**What is being asked:** Every entry should come back exactly as written, minus the pictures.

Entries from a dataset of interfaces

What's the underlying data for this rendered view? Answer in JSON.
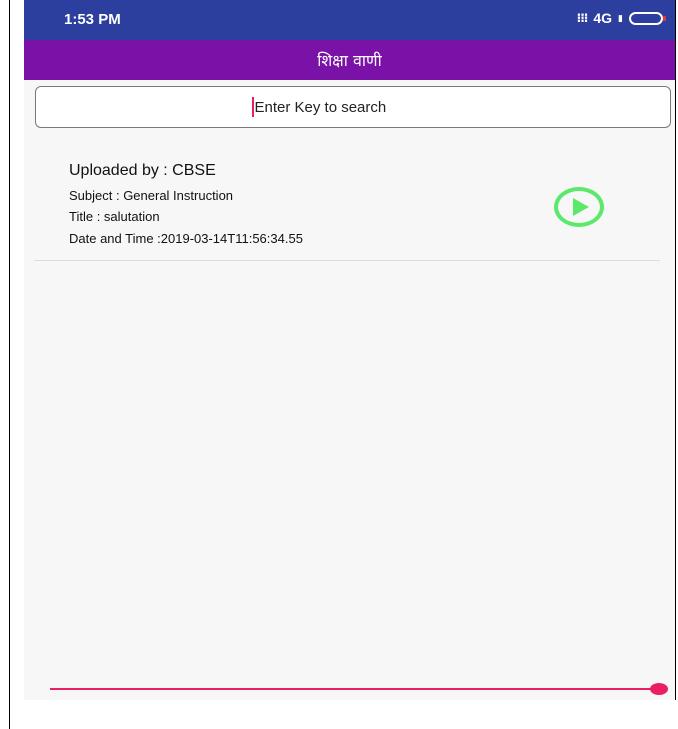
{
  "status_bar": {
    "time": "1:53 PM",
    "network": "4G",
    "icons": [
      "signal-dots-icon",
      "cell-signal-icon",
      "battery-icon"
    ]
  },
  "app_bar": {
    "title": "शिक्षा वाणी",
    "color": "#7b12a8"
  },
  "search": {
    "placeholder": "Enter Key to search",
    "value": ""
  },
  "items": [
    {
      "uploaded_by": "Uploaded by : CBSE",
      "subject": "Subject : General Instruction",
      "title": "Title : salutation",
      "date_time": "Date and Time :2019-03-14T11:56:34.55",
      "action_icon": "play-circle-icon"
    }
  ],
  "player": {
    "progress": 1.0,
    "color": "#e91e63"
  },
  "colors": {
    "status_bar": "#2c3e9e",
    "play_button": "#5ce86a"
  }
}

**Answer to this task:**
What's the underlying data for this rendered view? Answer in JSON.
{
  "status_bar": {
    "time": "1:53 PM",
    "network": "4G",
    "icons": [
      "signal-dots-icon",
      "cell-signal-icon",
      "battery-icon"
    ]
  },
  "app_bar": {
    "title": "शिक्षा वाणी",
    "color": "#7b12a8"
  },
  "search": {
    "placeholder": "Enter Key to search",
    "value": ""
  },
  "items": [
    {
      "uploaded_by": "Uploaded by : CBSE",
      "subject": "Subject : General Instruction",
      "title": "Title : salutation",
      "date_time": "Date and Time :2019-03-14T11:56:34.55",
      "action_icon": "play-circle-icon"
    }
  ],
  "player": {
    "progress": 1.0,
    "color": "#e91e63"
  },
  "colors": {
    "status_bar": "#2c3e9e",
    "play_button": "#5ce86a"
  }
}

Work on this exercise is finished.